=== Task to complete ===
From the entries, copy out every line in which the word "Schaltaktor" is found.

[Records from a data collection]
Content starts
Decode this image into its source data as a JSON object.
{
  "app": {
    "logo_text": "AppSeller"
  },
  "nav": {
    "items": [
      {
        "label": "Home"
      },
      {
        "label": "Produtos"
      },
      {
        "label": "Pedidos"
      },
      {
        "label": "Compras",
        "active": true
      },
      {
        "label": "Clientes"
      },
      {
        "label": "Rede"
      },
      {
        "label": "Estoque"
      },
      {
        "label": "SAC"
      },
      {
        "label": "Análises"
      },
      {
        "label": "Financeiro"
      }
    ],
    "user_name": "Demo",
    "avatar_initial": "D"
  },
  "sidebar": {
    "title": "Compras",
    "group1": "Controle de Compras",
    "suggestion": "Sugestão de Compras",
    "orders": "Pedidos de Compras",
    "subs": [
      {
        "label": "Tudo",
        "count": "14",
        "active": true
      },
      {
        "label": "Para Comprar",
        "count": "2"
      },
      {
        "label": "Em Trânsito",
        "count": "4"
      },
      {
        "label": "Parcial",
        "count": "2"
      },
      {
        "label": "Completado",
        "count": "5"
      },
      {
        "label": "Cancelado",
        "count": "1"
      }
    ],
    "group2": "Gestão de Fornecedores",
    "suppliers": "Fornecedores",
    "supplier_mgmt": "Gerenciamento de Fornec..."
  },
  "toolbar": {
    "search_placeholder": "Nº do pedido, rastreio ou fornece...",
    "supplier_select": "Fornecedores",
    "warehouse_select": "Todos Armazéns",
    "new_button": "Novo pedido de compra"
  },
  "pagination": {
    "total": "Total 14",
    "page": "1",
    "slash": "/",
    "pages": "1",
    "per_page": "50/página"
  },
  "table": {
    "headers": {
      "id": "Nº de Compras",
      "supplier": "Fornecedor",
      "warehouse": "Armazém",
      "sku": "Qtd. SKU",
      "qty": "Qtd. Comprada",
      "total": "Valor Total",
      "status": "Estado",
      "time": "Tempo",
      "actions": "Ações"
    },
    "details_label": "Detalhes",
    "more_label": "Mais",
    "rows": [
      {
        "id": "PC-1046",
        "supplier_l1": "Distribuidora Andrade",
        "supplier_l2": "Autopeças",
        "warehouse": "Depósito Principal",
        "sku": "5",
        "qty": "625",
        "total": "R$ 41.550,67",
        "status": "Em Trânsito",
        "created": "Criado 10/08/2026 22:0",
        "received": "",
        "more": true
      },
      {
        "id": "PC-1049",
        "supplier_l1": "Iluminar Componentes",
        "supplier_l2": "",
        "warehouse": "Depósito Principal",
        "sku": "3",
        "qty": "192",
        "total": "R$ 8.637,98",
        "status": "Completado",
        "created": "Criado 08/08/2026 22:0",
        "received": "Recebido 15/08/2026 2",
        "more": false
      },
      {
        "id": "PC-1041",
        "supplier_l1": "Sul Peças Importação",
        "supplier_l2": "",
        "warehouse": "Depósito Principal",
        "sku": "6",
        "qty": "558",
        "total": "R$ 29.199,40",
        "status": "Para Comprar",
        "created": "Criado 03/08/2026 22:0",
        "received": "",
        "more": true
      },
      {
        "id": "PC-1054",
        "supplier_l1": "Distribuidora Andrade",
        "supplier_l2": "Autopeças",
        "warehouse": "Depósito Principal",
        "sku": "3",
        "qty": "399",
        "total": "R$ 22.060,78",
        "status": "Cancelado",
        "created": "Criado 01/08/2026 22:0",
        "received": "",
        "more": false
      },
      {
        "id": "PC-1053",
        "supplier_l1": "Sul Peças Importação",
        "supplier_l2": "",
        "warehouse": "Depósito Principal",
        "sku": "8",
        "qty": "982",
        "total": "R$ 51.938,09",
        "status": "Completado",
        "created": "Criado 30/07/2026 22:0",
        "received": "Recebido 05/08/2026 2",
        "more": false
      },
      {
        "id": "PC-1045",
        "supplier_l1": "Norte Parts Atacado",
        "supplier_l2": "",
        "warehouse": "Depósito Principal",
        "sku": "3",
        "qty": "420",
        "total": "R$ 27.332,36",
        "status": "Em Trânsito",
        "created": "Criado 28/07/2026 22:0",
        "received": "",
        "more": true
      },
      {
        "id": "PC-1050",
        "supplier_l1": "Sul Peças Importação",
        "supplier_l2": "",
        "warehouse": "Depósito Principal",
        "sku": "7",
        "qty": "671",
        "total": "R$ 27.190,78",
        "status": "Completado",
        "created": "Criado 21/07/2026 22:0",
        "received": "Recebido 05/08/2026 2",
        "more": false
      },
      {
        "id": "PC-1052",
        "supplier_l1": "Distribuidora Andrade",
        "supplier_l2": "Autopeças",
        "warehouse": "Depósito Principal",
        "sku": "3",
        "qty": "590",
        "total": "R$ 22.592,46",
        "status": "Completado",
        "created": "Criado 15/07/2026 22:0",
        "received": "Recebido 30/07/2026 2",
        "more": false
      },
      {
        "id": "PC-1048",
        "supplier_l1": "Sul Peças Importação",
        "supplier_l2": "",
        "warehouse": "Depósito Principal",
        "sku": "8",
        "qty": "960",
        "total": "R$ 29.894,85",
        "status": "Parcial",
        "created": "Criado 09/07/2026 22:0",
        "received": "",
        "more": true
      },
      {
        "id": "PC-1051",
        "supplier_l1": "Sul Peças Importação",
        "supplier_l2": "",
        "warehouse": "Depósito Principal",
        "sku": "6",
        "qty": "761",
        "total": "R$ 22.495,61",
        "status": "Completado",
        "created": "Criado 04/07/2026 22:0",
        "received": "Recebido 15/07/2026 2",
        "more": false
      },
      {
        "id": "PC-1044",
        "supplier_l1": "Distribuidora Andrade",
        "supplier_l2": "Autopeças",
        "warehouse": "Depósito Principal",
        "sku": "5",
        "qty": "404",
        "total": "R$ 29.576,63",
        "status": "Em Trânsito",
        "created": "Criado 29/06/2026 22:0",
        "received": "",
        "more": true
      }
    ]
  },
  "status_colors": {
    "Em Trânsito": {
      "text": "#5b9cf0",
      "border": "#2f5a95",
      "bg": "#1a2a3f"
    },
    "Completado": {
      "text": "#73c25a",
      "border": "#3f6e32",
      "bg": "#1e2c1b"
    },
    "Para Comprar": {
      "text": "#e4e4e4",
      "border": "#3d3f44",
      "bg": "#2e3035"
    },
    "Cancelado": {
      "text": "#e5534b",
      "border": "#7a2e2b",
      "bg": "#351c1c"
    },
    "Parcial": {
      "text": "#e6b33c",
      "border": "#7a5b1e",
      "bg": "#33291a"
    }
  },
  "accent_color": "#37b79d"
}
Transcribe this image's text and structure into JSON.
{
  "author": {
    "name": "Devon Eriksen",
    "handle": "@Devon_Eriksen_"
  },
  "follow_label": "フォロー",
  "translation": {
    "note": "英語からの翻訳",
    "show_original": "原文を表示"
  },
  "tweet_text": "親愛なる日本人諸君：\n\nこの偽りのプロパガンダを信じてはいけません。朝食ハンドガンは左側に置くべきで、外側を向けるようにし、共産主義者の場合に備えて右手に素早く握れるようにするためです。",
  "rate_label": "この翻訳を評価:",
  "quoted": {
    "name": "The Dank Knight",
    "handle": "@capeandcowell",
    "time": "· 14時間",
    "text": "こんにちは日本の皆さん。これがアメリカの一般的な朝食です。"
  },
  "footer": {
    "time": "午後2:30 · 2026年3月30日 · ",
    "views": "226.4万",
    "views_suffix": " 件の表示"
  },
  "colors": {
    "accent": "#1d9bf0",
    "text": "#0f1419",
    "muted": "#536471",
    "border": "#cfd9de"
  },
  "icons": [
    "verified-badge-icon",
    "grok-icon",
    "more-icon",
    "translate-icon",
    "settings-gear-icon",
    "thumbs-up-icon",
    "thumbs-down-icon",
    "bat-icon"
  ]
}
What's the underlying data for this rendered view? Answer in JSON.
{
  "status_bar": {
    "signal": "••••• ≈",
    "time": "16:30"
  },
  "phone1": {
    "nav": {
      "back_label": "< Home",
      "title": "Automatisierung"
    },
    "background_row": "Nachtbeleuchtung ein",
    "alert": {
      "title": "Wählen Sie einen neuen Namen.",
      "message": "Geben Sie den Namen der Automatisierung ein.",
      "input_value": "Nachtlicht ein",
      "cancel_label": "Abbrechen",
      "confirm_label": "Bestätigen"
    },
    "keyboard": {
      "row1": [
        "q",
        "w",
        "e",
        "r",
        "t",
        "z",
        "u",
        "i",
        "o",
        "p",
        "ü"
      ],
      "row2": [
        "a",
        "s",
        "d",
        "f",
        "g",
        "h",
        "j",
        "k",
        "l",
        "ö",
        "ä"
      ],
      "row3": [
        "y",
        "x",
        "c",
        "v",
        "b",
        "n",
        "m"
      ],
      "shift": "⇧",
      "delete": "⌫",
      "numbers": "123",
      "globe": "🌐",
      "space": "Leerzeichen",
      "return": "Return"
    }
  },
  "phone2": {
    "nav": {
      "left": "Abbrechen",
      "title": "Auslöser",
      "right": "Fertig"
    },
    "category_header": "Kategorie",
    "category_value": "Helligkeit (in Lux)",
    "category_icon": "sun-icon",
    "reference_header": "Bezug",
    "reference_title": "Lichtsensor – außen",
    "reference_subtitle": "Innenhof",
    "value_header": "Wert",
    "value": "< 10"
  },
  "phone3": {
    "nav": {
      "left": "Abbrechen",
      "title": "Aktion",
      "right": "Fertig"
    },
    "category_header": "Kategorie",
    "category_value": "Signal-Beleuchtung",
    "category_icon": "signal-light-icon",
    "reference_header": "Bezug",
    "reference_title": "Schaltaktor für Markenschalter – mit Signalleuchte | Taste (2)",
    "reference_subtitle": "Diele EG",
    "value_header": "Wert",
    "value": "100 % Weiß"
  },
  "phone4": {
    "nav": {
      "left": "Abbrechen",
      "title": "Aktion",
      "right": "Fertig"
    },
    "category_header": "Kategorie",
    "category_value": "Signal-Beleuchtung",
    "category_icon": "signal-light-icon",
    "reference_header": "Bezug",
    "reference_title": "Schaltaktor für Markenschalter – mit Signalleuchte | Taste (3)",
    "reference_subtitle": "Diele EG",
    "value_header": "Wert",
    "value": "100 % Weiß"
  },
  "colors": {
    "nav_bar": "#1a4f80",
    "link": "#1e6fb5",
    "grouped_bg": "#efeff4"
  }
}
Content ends
=== Exercise solution ===
    "reference_title": "Schaltaktor für Markenschalter – mit Signalleuchte | Taste (2)",
    "reference_title": "Schaltaktor für Markenschalter – mit Signalleuchte | Taste (3)",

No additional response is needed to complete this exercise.